    18. Kugler Franziska & Schwerdt Guido & Wößmann Ludger, 2014. "Ökonometrische Methoden zur Evaluierung kausaler Effekte der Wirtschaftspolitik," Perspektiven der Wirtschaftspolitik, De Gruyter, vol. 15(2), pages 105-132, June.
    19. Michael Fertig, 2003. "Who’s to Blame? The Determinants of German Students’ Achievement in the PISA 2000 Study," RWI Discussion Papers 0004, Rheinisch-Westfälisches Institut für Wirtschaftsforschung.
    20. Nicola Bianchi & Michela Giorcelli, 2020. "Scientific Education and Innovation: From Technical Diplomas to University Stem Degrees [The Social Origins and IQ of Inventors]," Journal of the European Economic Association, European Economic Association, vol. 18(5), pages 2608-2646.

    More about this item

    JEL classification:

    • R14 - Urban, Rural, Regional, Real Estate, and Transportation Economics - - General Regional Economics - - - Land Use Patterns
    • J01 - Labor and Demographic Economics - - General - - - Labor Economics: General

    Statistics

    Access and download statistics

    Corrections

    All material on this site has been provided by the respective publishers and authors. You can help correct errors and omissions. When requesting a correction, please mention this item's handle: RePEc:ehl:lserod:19474. See general information about how to correct material in RePEc.

    For technical questions regarding this item, or to correct its authors, title, abstract, bibliographic or download information, contact: . General contact details of provider: https://edirc.repec.org/data/lsepsuk.html .

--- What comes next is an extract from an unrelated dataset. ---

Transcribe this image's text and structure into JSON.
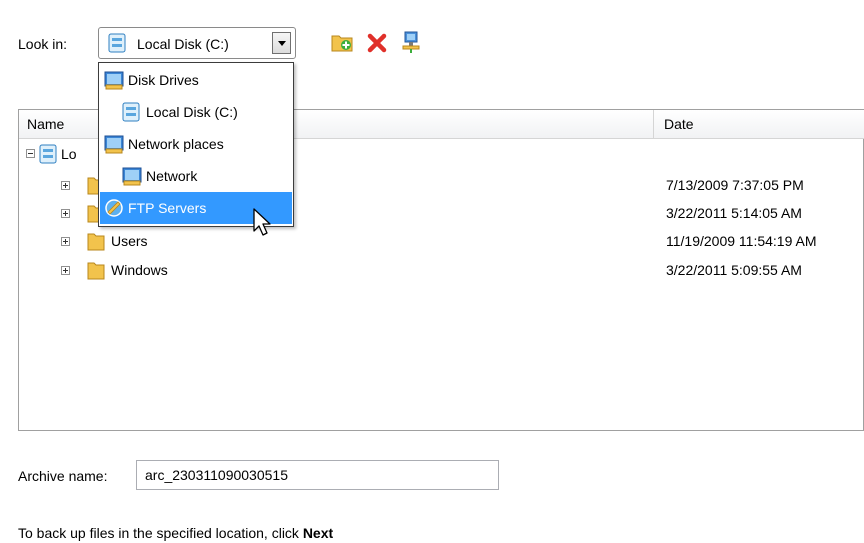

    If you have authored this item and are not yet registered with RePEc, we encourage you to do it here. This allows to link your profile to this item. It also allows you to accept potential citations to this item that we are uncertain about.

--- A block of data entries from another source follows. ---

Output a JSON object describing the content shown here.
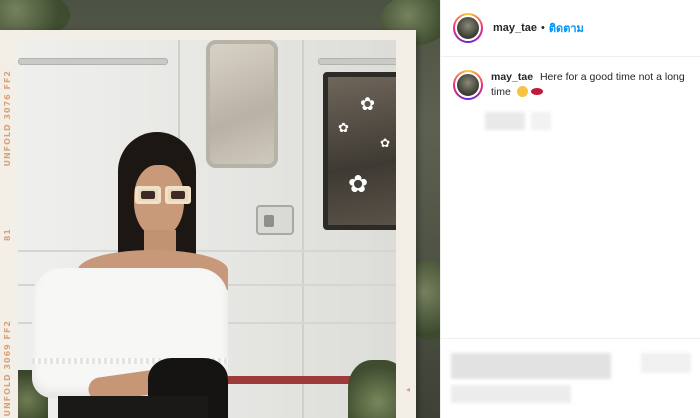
{
  "photo": {
    "film_text_top": "UNFOLD 3076 FF2",
    "film_text_mid": "81",
    "film_text_bottom": "UNFOLD 3069 FF2"
  },
  "post": {
    "author": {
      "username": "may_tae",
      "separator": "•",
      "follow_label": "ติดตาม"
    },
    "caption": {
      "username": "may_tae",
      "text": "Here for a good time not a long time",
      "emojis": [
        "clapping-hands-emoji",
        "lips-emoji"
      ]
    }
  },
  "colors": {
    "follow_blue": "#0095f6",
    "text": "#262626",
    "divider": "#efefef"
  }
}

    If CitEc recognized a bibliographic reference but did not link an item in RePEc to it, you can help with this form .

    If you know of missing items citing this one, you can help us creating those links by adding the relevant references in the same way as above, for each refering item. If you are a registered author of this item, you may also want to check the "citations" tab in your RePEc Author Service profile, as there may be some citations waiting for confirmation.

    For technical questions regarding this item, or to correct its authors, title, abstract, bibliographic or download information, contact: LSERO Manager (email available below). General contact details of provider: https://edirc.repec.org/data/lsepsuk.html .

    Please note that corrections may take a couple of weeks to filter through the various RePEc services.

    IDEAS is a RePEc service hosted by the Research Division of the Federal Reserve Bank of St. Louis . RePEc uses bibliographic data supplied by the respective publishers.